Perhaps there’s nothing that can better illustrate the imperative of being governed by the same political party–despite the country’s relatively incubated ideological identities of her political parties–of a people that has long established a progressive/ideological template for governance than the inherently conservative People’s Democratic Party (PDP) with which Ayo Fayose came to power in Ekiti State. Probably because of a long, drawn-out socio-economic regression that has made it difficult for them to understand what politics should produce, the people, in large measure brought upon themselves a brand of self-destructive politics that threw up someone with the mentality of a kindergartner(who wasted the people’s collective patrimony on primitive acquisitions) as governor and has refused to embrace those people-oriented and life-changing policies of the ruling federal government because his party is not only in opposition, but must also be seen as a bulwark against everything that the ruling party stands for–and the people be damned. This is when an organizational entity such as the DAWN Commission whose brief has nothing to do with politics becomes a collateral damage.

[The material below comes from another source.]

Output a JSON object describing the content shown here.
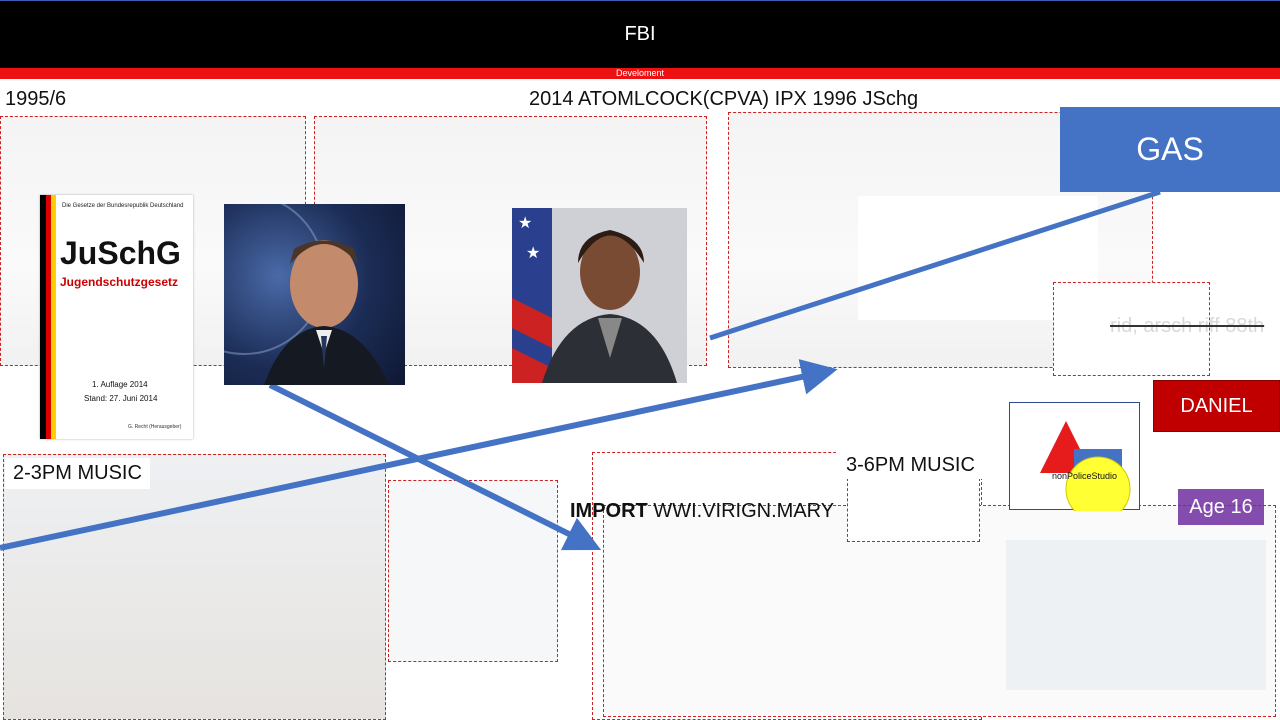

Since there’s no guarantee that a people would not cut their nose to spite their face in the future (as it almost happened again in the recently concluded Osun governorship poll) in exercising their democratic rights under the universal adult suffrage, and since it is impossible to legislate how they should behave during contestation for political power, it therefore becomes necessary to protect them from themselves through some legislations so that certain vital institutions established for their collective growth and development can be protected from their vagaries. It is therefore hoped that the regional economic integration agenda will henceforth derive its sustenance not at the pleasure of whomever is at the helm of governmental affairs at any point in time, but through Acts of State Assemblies with certain percentage of their states’ annual budgets earmarked for regional economic integration guaranteed by law. Governments of Western Nigeria should, as a matter of priority, make the regional economic integration agenda their ‘foreign’ policy objectives for rapid socioeconomic growth.
Femi Odere lives in Lagos. He can be reached at [email protected]